Here in Israel:

  1. stores offer sales for items at ₪69 (to match the age of the country), or even renting a car for the day for ₪69
  2. everyone starts displaying Israeli flags, blooming like the beautiful wildflowers in all areas of the country

    Yes, our car is Tzfat blue
  3. people post ideas of what they are doing to celebrate the holiday, not just ask for suggestions from others
  4. multiple Whatsapp groups display poignant poems, photos, and videos about the country
  5. such as this 
  6. and in that regard, you don’t mind tearing up constantly, going back and forth between tears of sadness about the sacrifice of so many to pride of our country
  7. and you remember to buy lots of tissues to tide you over,and you are willing to cry in public
  8. like for this one  
  9. or this one
  10. that Rabbanit Henkin of Nishmat has been invited to light a torch for the official Yom HaAtzma’ut ceremony as a trailblazer in teaching women Torah, but also as a bereaved mother
  11. and you think back to the last time you were in Israel for Yom HaAtzma’ut in 1976, a different century, and realize that even though that was such a different world, as much as things change, they are the same
  12. that even though I don’t know any soldiers or families of soldiers who have died, there is a family around the corner from us who is related to a girl who was killed in a terrorist act,
  13. and I do know one of the mothers of the boys who were kidnapped and killed in the summer of 2014
  14. and I do have my student who is included in the remembrance DSC_0089
  15. And even as I said I would write ten, the need to include more is essential, I am looking for more to move from the sadness to celebration, so I will include my gratitude that we can go walking into town Tuesday morning to watch some hometown hokie-ish celebration,
  16. and then go picnic with friends in the afternoon
  17. and look for many more things to post about in reflection for years and years to come
  18. in peace that should come speedily in our days

instead of that, i’m doing this this year

This year in Israel, if not in a rebuilt Jerusalem…

Instead of cooking (and cleaning and planning and shopping, in no particular order ever), I got to play with kids and enjoy the beautiful weather, even if it wasn’t necessarily beautiful. Yes, we were surprised that it did rain last Wednesday, even if just briefly!

Instead of doing a second seder, we got to travel and see friends. And water my plant at home, if just for a short visit before returning to be at our kids’.

Instead of savoring the taste of matzah, we went to a Gymboree in Efrat to attend a mini-Mimouna, a North African Jewish celebration of returning to eating bread.

Blessings and props for the children to make their muffleta pancakes
Blessing the children of all ages; like the new wheat grows, so we should also grow

Instead of worrying about everyone getting along, I knew they wouldn’t, and then they would for when it mattered. And then we could go home when we had enough.

Instead of sitting around the eighth day of Pesach, overeating, we went into Jerusalem to the Old City. We met different people we hadn’t seen in eight months; two years, and forty years. Instead of synagogue, we had synchronicity.

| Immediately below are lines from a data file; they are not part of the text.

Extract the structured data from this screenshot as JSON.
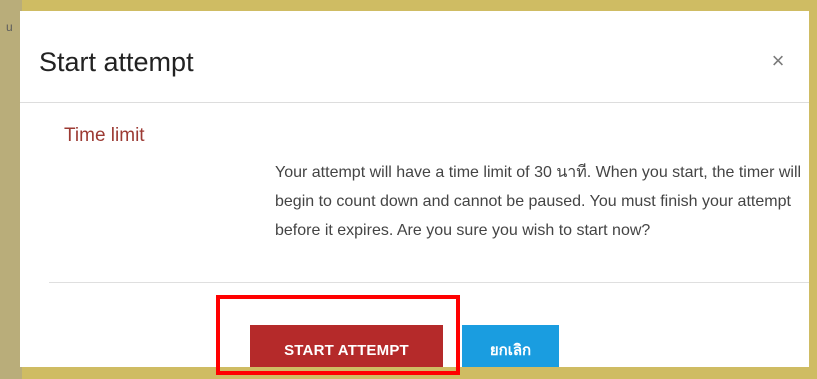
{
  "background": {
    "hint_text": "u",
    "accent_color": "#cfbc63"
  },
  "modal": {
    "title": "Start attempt",
    "close_icon": "close-icon",
    "close_symbol": "×",
    "time_limit": {
      "label": "Time limit",
      "text": "Your attempt will have a time limit of 30 นาที. When you start, the timer will begin to count down and cannot be paused. You must finish your attempt before it expires. Are you sure you wish to start now?"
    },
    "buttons": {
      "start_label": "START ATTEMPT",
      "cancel_label": "ยกเลิก"
    },
    "colors": {
      "label": "#9c3a33",
      "start_button": "#b52a2a",
      "cancel_button": "#1a9de0",
      "highlight": "#ff0000"
    }
  }
}
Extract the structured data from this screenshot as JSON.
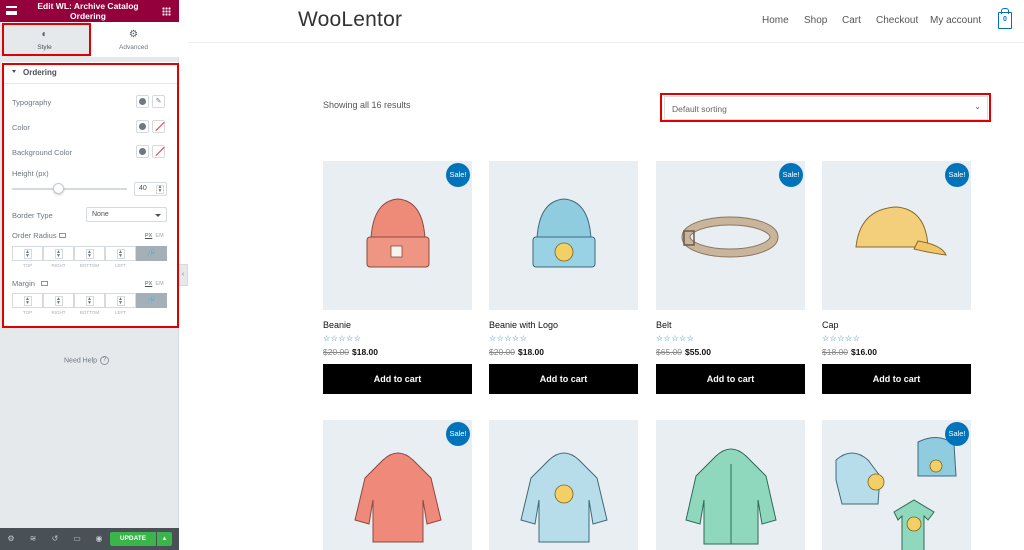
{
  "editor": {
    "title": "Edit WL: Archive Catalog Ordering",
    "tabs": [
      {
        "label": "Style",
        "icon": "contrast-icon"
      },
      {
        "label": "Advanced",
        "icon": "gear-icon"
      }
    ],
    "section": "Ordering",
    "controls": {
      "typography": "Typography",
      "color": "Color",
      "background_color": "Background Color",
      "height_label": "Height (px)",
      "height_value": "40",
      "height_slider_fraction": 0.4,
      "border_type_label": "Border Type",
      "border_type_value": "None",
      "order_radius_label": "Order Radius",
      "margin_label": "Margin",
      "unit_px": "PX",
      "unit_em": "EM",
      "dim_labels": [
        "TOP",
        "RIGHT",
        "BOTTOM",
        "LEFT"
      ]
    },
    "help": "Need Help",
    "update": "UPDATE"
  },
  "site": {
    "logo": "WooLentor",
    "nav": [
      "Home",
      "Shop",
      "Cart",
      "Checkout",
      "My account"
    ],
    "cart_count": "0",
    "results": "Showing all 16 results",
    "sorting": "Default sorting",
    "sale_badge": "Sale!",
    "add_to_cart": "Add to cart",
    "products": [
      {
        "name": "Beanie",
        "old_price": "$20.00",
        "price": "$18.00",
        "color": "#ee8a78",
        "image": "beanie"
      },
      {
        "name": "Beanie with Logo",
        "old_price": "$20.00",
        "price": "$18.00",
        "color": "#8fcce0",
        "image": "beanie-logo"
      },
      {
        "name": "Belt",
        "old_price": "$65.00",
        "price": "$55.00",
        "color": "#c9b49c",
        "image": "belt"
      },
      {
        "name": "Cap",
        "old_price": "$18.00",
        "price": "$16.00",
        "color": "#f3cf7c",
        "image": "cap"
      }
    ],
    "products_row2": [
      {
        "image": "hoodie",
        "color": "#ef8a7a",
        "sale": true
      },
      {
        "image": "hoodie-logo",
        "color": "#b7dcea",
        "sale": false
      },
      {
        "image": "hoodie-zipper",
        "color": "#8fd8bd",
        "sale": false
      },
      {
        "image": "logo-collection",
        "color": "#a8d6e8",
        "sale": true
      }
    ],
    "rating_stars": "☆☆☆☆☆"
  }
}
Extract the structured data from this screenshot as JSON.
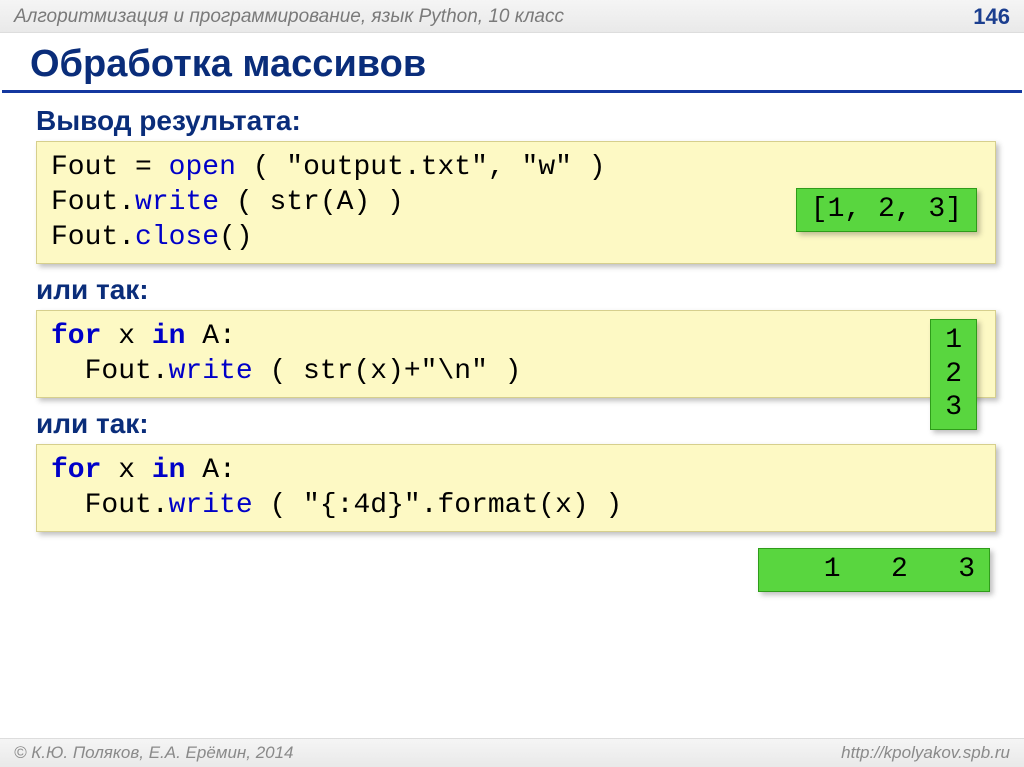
{
  "header": {
    "subject": "Алгоритмизация и программирование, язык Python, 10 класс",
    "page": "146"
  },
  "title": "Обработка массивов",
  "sections": {
    "s1_label": "Вывод результата:",
    "s2_label": "или так:",
    "s3_label": "или так:"
  },
  "code1": {
    "l1a": "Fout",
    "l1b": "=",
    "l1c": "open",
    "l1d": " ( \"output.txt\", \"w\" )",
    "l2a": "Fout.",
    "l2b": "write",
    "l2c": " ( str(A) )",
    "l3a": "Fout.",
    "l3b": "close",
    "l3c": "()"
  },
  "out1": "[1, 2, 3]",
  "code2": {
    "l1a": "for",
    "l1b": " x ",
    "l1c": "in",
    "l1d": " A:",
    "l2a": "  Fout.",
    "l2b": "write",
    "l2c": " ( str(x)+\"\\n\" )"
  },
  "out2": "1\n2\n3",
  "code3": {
    "l1a": "for",
    "l1b": " x ",
    "l1c": "in",
    "l1d": " A:",
    "l2a": "  Fout.",
    "l2b": "write",
    "l2c": " ( \"{:4d}\".format(x) )"
  },
  "out3": "   1   2   3",
  "footer": {
    "left": "© К.Ю. Поляков, Е.А. Ерёмин, 2014",
    "right": "http://kpolyakov.spb.ru"
  }
}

Capturing people enjoying their Hametz after Pesach in the Old City

Instead of worrying about the community and who needs what, we got to think about ourselves and what we need. And worry about the whole world.

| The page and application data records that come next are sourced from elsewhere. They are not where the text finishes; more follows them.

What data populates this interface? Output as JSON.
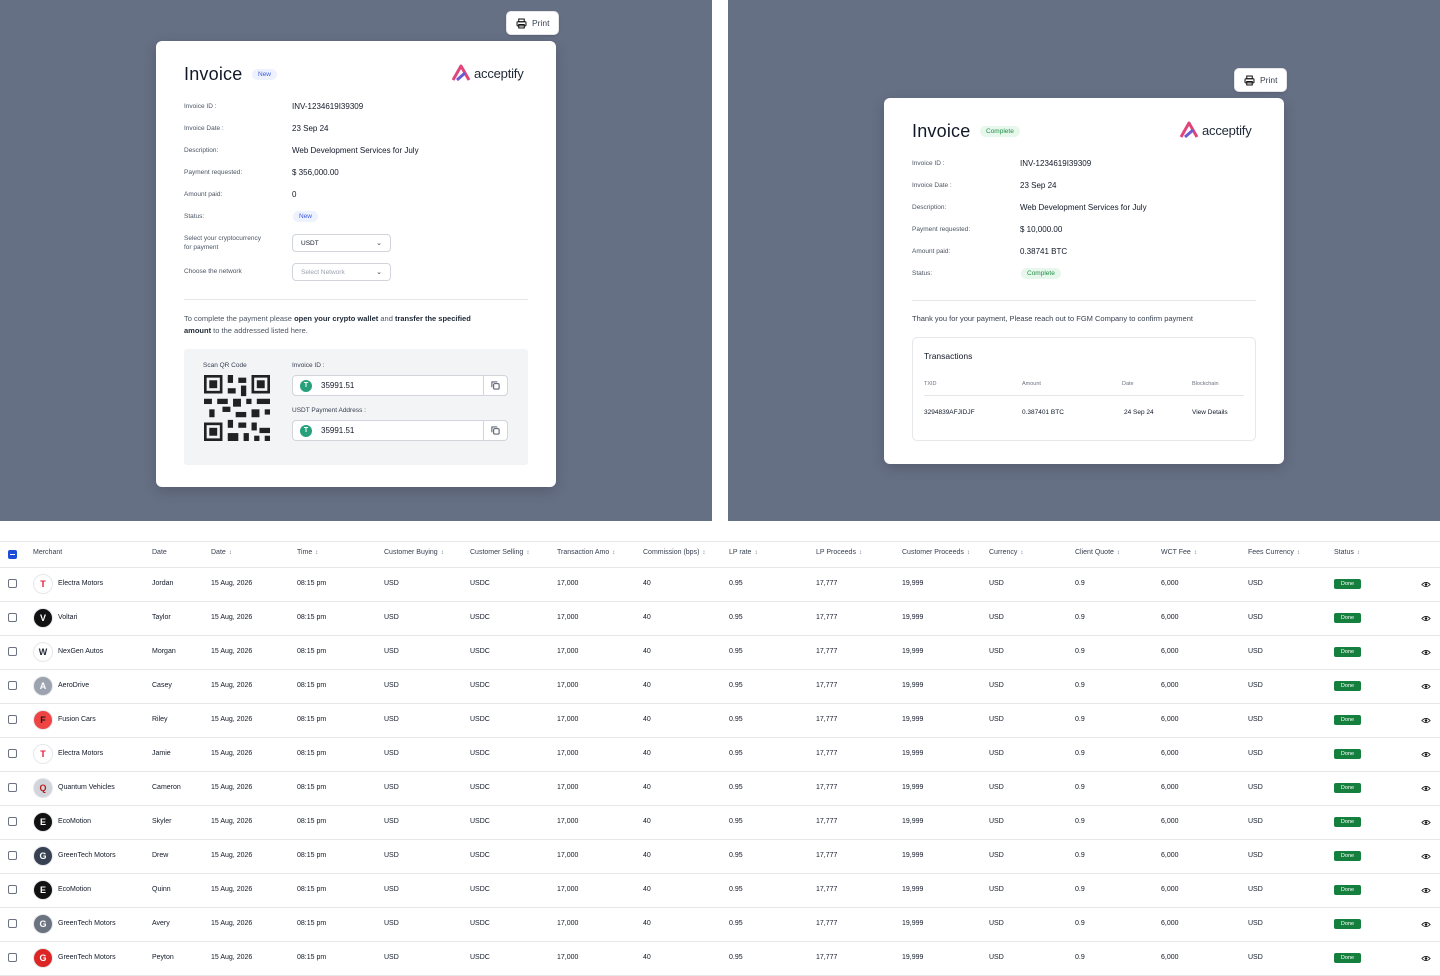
{
  "print_label": "Print",
  "logo_text": "acceptify",
  "invoice_new": {
    "title": "Invoice",
    "badge": "New",
    "fields": [
      {
        "label": "Invoice ID :",
        "value": "INV-1234619I39309"
      },
      {
        "label": "Invoice Date :",
        "value": "23 Sep 24"
      },
      {
        "label": "Description:",
        "value": "Web Development Services for July"
      },
      {
        "label": "Payment requested:",
        "value": "$ 356,000.00"
      },
      {
        "label": "Amount paid:",
        "value": "0"
      }
    ],
    "status_label": "Status:",
    "status_value": "New",
    "crypto_label_1": "Select your cryptocurrency",
    "crypto_label_2": "for payment",
    "crypto_value": "USDT",
    "network_label": "Choose the network",
    "network_placeholder": "Select Network",
    "instruction_1": "To complete the payment please ",
    "instruction_b1": "open your crypto wallet",
    "instruction_2": " and ",
    "instruction_b2": "transfer the specified",
    "instruction_b3": "amount",
    "instruction_3": " to the addressed listed here.",
    "qr_label": "Scan QR Code",
    "invoice_id_label": "Invoice ID :",
    "invoice_id_value": "35991.51",
    "address_label": "USDT Payment Address :",
    "address_value": "35991.51"
  },
  "invoice_complete": {
    "title": "Invoice",
    "badge": "Complete",
    "fields": [
      {
        "label": "Invoice ID :",
        "value": "INV-1234619I39309"
      },
      {
        "label": "Invoice Date :",
        "value": "23 Sep 24"
      },
      {
        "label": "Description:",
        "value": "Web Development Services for July"
      },
      {
        "label": "Payment requested:",
        "value": "$ 10,000.00"
      },
      {
        "label": "Amount paid:",
        "value": "0.38741 BTC"
      }
    ],
    "status_label": "Status:",
    "status_value": "Complete",
    "thanks": "Thank you for your payment, Please reach out to FGM Company to confirm payment",
    "transactions_title": "Transactions",
    "tx_headers": [
      "TXID",
      "Amount",
      "Date",
      "Blockchain"
    ],
    "tx_row": [
      "3294839AFJIDJF",
      "0.387401 BTC",
      "24 Sep 24",
      "View Details"
    ]
  },
  "table": {
    "headers": [
      "Merchant",
      "Date",
      "Date",
      "Time",
      "Customer Buying",
      "Customer Selling",
      "Transaction Amo",
      "Commission (bps)",
      "LP rate",
      "LP Proceeds",
      "Customer Proceeds",
      "Currency",
      "Client Quote",
      "WCT Fee",
      "Fees Currency",
      "Status"
    ],
    "rows": [
      {
        "merchant": "Electra Motors",
        "name": "Jordan",
        "avatar": "T",
        "color": "#ffffff",
        "fg": "#e31937"
      },
      {
        "merchant": "Voltari",
        "name": "Taylor",
        "avatar": "V",
        "color": "#111111",
        "fg": "#ffffff"
      },
      {
        "merchant": "NexGen Autos",
        "name": "Morgan",
        "avatar": "W",
        "color": "#ffffff",
        "fg": "#1f2937"
      },
      {
        "merchant": "AeroDrive",
        "name": "Casey",
        "avatar": "A",
        "color": "#9ca3af",
        "fg": "#ffffff"
      },
      {
        "merchant": "Fusion Cars",
        "name": "Riley",
        "avatar": "F",
        "color": "#ef4444",
        "fg": "#111111"
      },
      {
        "merchant": "Electra Motors",
        "name": "Jamie",
        "avatar": "T",
        "color": "#ffffff",
        "fg": "#e31937"
      },
      {
        "merchant": "Quantum Vehicles",
        "name": "Cameron",
        "avatar": "Q",
        "color": "#d1d5db",
        "fg": "#b91c1c"
      },
      {
        "merchant": "EcoMotion",
        "name": "Skyler",
        "avatar": "E",
        "color": "#111111",
        "fg": "#ffffff"
      },
      {
        "merchant": "GreenTech Motors",
        "name": "Drew",
        "avatar": "G",
        "color": "#374151",
        "fg": "#ffffff"
      },
      {
        "merchant": "EcoMotion",
        "name": "Quinn",
        "avatar": "E",
        "color": "#111111",
        "fg": "#ffffff"
      },
      {
        "merchant": "GreenTech Motors",
        "name": "Avery",
        "avatar": "G",
        "color": "#6b7280",
        "fg": "#ffffff"
      },
      {
        "merchant": "GreenTech Motors",
        "name": "Peyton",
        "avatar": "G",
        "color": "#dc2626",
        "fg": "#ffffff"
      }
    ],
    "cells": {
      "date": "15 Aug, 2026",
      "time": "08:15 pm",
      "buying": "USD",
      "selling": "USDC",
      "amount": "17,000",
      "commission": "40",
      "lp_rate": "0.95",
      "lp_proceeds": "17,777",
      "customer_proceeds": "19,999",
      "currency": "USD",
      "client_quote": "0.9",
      "wct_fee": "6,000",
      "fees_currency": "USD",
      "status": "Done"
    }
  }
}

Instead of going to hear a speaker for Yom HaShoah, we’re meeting with the couple from whom we are buying our home and seeing what we want to buy from them. He is from Libya; she is also from a Mizrachi family; they have their own families’ experiences of hate and expulsion, which we will hear about.

Instead of looking at videos of the moment of silence on Monday morning in memory of the six million Jews who were killed, we will stand silent ourselves.


In Israel.

Our Homeland.